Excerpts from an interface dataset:

-- Opening Marker --

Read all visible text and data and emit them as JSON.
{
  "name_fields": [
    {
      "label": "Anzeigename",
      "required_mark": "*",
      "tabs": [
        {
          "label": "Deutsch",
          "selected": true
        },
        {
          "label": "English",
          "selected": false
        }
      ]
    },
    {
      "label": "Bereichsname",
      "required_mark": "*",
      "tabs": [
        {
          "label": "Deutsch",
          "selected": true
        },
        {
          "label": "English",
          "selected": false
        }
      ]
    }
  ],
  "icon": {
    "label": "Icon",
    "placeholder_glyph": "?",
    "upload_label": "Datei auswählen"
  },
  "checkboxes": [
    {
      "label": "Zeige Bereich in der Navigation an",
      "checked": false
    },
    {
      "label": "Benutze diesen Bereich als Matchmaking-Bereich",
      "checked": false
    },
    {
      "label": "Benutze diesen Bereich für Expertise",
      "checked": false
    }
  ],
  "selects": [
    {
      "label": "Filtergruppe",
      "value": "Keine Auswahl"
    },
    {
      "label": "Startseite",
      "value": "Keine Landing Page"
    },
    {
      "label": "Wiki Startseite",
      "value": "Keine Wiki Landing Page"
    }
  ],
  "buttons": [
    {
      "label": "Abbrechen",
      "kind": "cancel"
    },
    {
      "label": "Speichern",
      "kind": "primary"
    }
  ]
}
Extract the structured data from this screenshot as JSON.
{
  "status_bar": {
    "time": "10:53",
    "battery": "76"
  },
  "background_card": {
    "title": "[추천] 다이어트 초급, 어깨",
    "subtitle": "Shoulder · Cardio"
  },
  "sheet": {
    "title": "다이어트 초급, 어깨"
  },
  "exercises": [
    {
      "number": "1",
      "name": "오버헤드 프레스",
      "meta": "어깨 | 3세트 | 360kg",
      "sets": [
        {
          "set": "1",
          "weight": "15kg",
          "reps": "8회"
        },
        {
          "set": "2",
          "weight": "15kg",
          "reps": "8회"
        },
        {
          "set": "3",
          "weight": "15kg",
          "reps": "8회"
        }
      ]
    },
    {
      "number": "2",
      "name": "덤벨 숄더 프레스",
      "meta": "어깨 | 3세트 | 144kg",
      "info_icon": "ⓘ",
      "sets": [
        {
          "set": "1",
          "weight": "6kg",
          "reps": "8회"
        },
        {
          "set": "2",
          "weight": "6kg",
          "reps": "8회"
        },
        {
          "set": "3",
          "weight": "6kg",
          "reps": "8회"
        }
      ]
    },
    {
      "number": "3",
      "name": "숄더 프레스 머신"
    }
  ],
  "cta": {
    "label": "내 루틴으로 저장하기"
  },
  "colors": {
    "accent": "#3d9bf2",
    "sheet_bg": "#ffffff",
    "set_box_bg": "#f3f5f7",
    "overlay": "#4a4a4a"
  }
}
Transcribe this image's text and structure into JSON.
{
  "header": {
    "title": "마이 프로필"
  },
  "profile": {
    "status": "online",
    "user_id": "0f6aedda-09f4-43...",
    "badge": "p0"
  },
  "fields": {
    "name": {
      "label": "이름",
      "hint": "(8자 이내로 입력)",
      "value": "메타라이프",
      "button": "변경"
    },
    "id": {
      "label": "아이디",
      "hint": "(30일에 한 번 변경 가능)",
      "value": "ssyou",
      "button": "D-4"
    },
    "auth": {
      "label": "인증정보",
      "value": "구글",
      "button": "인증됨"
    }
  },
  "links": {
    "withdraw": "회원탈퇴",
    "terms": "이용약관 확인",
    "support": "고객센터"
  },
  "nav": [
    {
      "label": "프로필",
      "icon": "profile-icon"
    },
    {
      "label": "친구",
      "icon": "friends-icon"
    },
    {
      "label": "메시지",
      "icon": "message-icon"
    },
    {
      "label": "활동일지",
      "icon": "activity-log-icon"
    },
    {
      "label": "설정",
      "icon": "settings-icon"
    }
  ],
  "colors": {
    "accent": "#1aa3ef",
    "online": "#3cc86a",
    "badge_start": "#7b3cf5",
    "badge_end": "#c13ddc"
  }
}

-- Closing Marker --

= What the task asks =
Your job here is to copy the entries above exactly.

= Exercise response =
Read all visible text and data and emit them as JSON.
{
  "name_fields": [
    {
      "label": "Anzeigename",
      "required_mark": "*",
      "tabs": [
        {
          "label": "Deutsch",
          "selected": true
        },
        {
          "label": "English",
          "selected": false
        }
      ]
    },
    {
      "label": "Bereichsname",
      "required_mark": "*",
      "tabs": [
        {
          "label": "Deutsch",
          "selected": true
        },
        {
          "label": "English",
          "selected": false
        }
      ]
    }
  ],
  "icon": {
    "label": "Icon",
    "placeholder_glyph": "?",
    "upload_label": "Datei auswählen"
  },
  "checkboxes": [
    {
      "label": "Zeige Bereich in der Navigation an",
      "checked": false
    },
    {
      "label": "Benutze diesen Bereich als Matchmaking-Bereich",
      "checked": false
    },
    {
      "label": "Benutze diesen Bereich für Expertise",
      "checked": false
    }
  ],
  "selects": [
    {
      "label": "Filtergruppe",
      "value": "Keine Auswahl"
    },
    {
      "label": "Startseite",
      "value": "Keine Landing Page"
    },
    {
      "label": "Wiki Startseite",
      "value": "Keine Wiki Landing Page"
    }
  ],
  "buttons": [
    {
      "label": "Abbrechen",
      "kind": "cancel"
    },
    {
      "label": "Speichern",
      "kind": "primary"
    }
  ]
}
Extract the structured data from this screenshot as JSON.
{
  "status_bar": {
    "time": "10:53",
    "battery": "76"
  },
  "background_card": {
    "title": "[추천] 다이어트 초급, 어깨",
    "subtitle": "Shoulder · Cardio"
  },
  "sheet": {
    "title": "다이어트 초급, 어깨"
  },
  "exercises": [
    {
      "number": "1",
      "name": "오버헤드 프레스",
      "meta": "어깨 | 3세트 | 360kg",
      "sets": [
        {
          "set": "1",
          "weight": "15kg",
          "reps": "8회"
        },
        {
          "set": "2",
          "weight": "15kg",
          "reps": "8회"
        },
        {
          "set": "3",
          "weight": "15kg",
          "reps": "8회"
        }
      ]
    },
    {
      "number": "2",
      "name": "덤벨 숄더 프레스",
      "meta": "어깨 | 3세트 | 144kg",
      "info_icon": "ⓘ",
      "sets": [
        {
          "set": "1",
          "weight": "6kg",
          "reps": "8회"
        },
        {
          "set": "2",
          "weight": "6kg",
          "reps": "8회"
        },
        {
          "set": "3",
          "weight": "6kg",
          "reps": "8회"
        }
      ]
    },
    {
      "number": "3",
      "name": "숄더 프레스 머신"
    }
  ],
  "cta": {
    "label": "내 루틴으로 저장하기"
  },
  "colors": {
    "accent": "#3d9bf2",
    "sheet_bg": "#ffffff",
    "set_box_bg": "#f3f5f7",
    "overlay": "#4a4a4a"
  }
}
Transcribe this image's text and structure into JSON.
{
  "header": {
    "title": "마이 프로필"
  },
  "profile": {
    "status": "online",
    "user_id": "0f6aedda-09f4-43...",
    "badge": "p0"
  },
  "fields": {
    "name": {
      "label": "이름",
      "hint": "(8자 이내로 입력)",
      "value": "메타라이프",
      "button": "변경"
    },
    "id": {
      "label": "아이디",
      "hint": "(30일에 한 번 변경 가능)",
      "value": "ssyou",
      "button": "D-4"
    },
    "auth": {
      "label": "인증정보",
      "value": "구글",
      "button": "인증됨"
    }
  },
  "links": {
    "withdraw": "회원탈퇴",
    "terms": "이용약관 확인",
    "support": "고객센터"
  },
  "nav": [
    {
      "label": "프로필",
      "icon": "profile-icon"
    },
    {
      "label": "친구",
      "icon": "friends-icon"
    },
    {
      "label": "메시지",
      "icon": "message-icon"
    },
    {
      "label": "활동일지",
      "icon": "activity-log-icon"
    },
    {
      "label": "설정",
      "icon": "settings-icon"
    }
  ],
  "colors": {
    "accent": "#1aa3ef",
    "online": "#3cc86a",
    "badge_start": "#7b3cf5",
    "badge_end": "#c13ddc"
  }
}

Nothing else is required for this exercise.